#### Exercise details:
Copy all of the material below, line for line.

#### Dataset excerpts:
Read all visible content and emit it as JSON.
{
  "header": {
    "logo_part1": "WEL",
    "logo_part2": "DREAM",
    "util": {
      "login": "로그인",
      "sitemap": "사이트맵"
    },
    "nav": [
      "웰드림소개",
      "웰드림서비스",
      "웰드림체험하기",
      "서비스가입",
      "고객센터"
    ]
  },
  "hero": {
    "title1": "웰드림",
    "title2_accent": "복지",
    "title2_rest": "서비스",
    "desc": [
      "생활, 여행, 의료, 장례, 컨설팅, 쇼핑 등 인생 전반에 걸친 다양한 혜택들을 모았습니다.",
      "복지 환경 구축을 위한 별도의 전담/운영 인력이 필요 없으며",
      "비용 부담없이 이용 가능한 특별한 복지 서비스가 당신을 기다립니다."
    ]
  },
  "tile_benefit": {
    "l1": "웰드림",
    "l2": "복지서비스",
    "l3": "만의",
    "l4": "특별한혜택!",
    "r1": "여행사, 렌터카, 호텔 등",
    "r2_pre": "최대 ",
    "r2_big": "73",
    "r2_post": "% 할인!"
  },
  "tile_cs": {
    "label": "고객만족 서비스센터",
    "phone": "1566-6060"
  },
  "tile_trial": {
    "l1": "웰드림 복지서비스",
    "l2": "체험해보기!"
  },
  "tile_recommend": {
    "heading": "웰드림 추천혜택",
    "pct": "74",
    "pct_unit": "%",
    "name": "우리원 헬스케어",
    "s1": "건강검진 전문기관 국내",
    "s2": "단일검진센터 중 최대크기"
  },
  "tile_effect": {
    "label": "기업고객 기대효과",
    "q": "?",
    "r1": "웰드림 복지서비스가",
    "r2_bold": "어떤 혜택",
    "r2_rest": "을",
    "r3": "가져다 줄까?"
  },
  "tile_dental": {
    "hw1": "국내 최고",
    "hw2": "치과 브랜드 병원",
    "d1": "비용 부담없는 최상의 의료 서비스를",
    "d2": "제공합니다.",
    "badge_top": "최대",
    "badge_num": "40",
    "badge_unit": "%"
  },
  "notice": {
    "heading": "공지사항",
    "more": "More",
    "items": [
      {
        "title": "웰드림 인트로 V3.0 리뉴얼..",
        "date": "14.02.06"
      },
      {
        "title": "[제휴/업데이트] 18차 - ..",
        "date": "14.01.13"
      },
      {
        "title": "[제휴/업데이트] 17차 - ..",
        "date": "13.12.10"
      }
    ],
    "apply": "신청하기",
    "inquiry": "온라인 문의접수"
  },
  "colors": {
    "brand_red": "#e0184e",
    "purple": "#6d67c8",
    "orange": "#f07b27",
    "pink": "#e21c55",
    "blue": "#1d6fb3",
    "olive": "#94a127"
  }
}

#### Exercise response:
Read all visible content and emit it as JSON.
{
  "header": {
    "logo_part1": "WEL",
    "logo_part2": "DREAM",
    "util": {
      "login": "로그인",
      "sitemap": "사이트맵"
    },
    "nav": [
      "웰드림소개",
      "웰드림서비스",
      "웰드림체험하기",
      "서비스가입",
      "고객센터"
    ]
  },
  "hero": {
    "title1": "웰드림",
    "title2_accent": "복지",
    "title2_rest": "서비스",
    "desc": [
      "생활, 여행, 의료, 장례, 컨설팅, 쇼핑 등 인생 전반에 걸친 다양한 혜택들을 모았습니다.",
      "복지 환경 구축을 위한 별도의 전담/운영 인력이 필요 없으며",
      "비용 부담없이 이용 가능한 특별한 복지 서비스가 당신을 기다립니다."
    ]
  },
  "tile_benefit": {
    "l1": "웰드림",
    "l2": "복지서비스",
    "l3": "만의",
    "l4": "특별한혜택!",
    "r1": "여행사, 렌터카, 호텔 등",
    "r2_pre": "최대 ",
    "r2_big": "73",
    "r2_post": "% 할인!"
  },
  "tile_cs": {
    "label": "고객만족 서비스센터",
    "phone": "1566-6060"
  },
  "tile_trial": {
    "l1": "웰드림 복지서비스",
    "l2": "체험해보기!"
  },
  "tile_recommend": {
    "heading": "웰드림 추천혜택",
    "pct": "74",
    "pct_unit": "%",
    "name": "우리원 헬스케어",
    "s1": "건강검진 전문기관 국내",
    "s2": "단일검진센터 중 최대크기"
  },
  "tile_effect": {
    "label": "기업고객 기대효과",
    "q": "?",
    "r1": "웰드림 복지서비스가",
    "r2_bold": "어떤 혜택",
    "r2_rest": "을",
    "r3": "가져다 줄까?"
  },
  "tile_dental": {
    "hw1": "국내 최고",
    "hw2": "치과 브랜드 병원",
    "d1": "비용 부담없는 최상의 의료 서비스를",
    "d2": "제공합니다.",
    "badge_top": "최대",
    "badge_num": "40",
    "badge_unit": "%"
  },
  "notice": {
    "heading": "공지사항",
    "more": "More",
    "items": [
      {
        "title": "웰드림 인트로 V3.0 리뉴얼..",
        "date": "14.02.06"
      },
      {
        "title": "[제휴/업데이트] 18차 - ..",
        "date": "14.01.13"
      },
      {
        "title": "[제휴/업데이트] 17차 - ..",
        "date": "13.12.10"
      }
    ],
    "apply": "신청하기",
    "inquiry": "온라인 문의접수"
  },
  "colors": {
    "brand_red": "#e0184e",
    "purple": "#6d67c8",
    "orange": "#f07b27",
    "pink": "#e21c55",
    "blue": "#1d6fb3",
    "olive": "#94a127"
  }
}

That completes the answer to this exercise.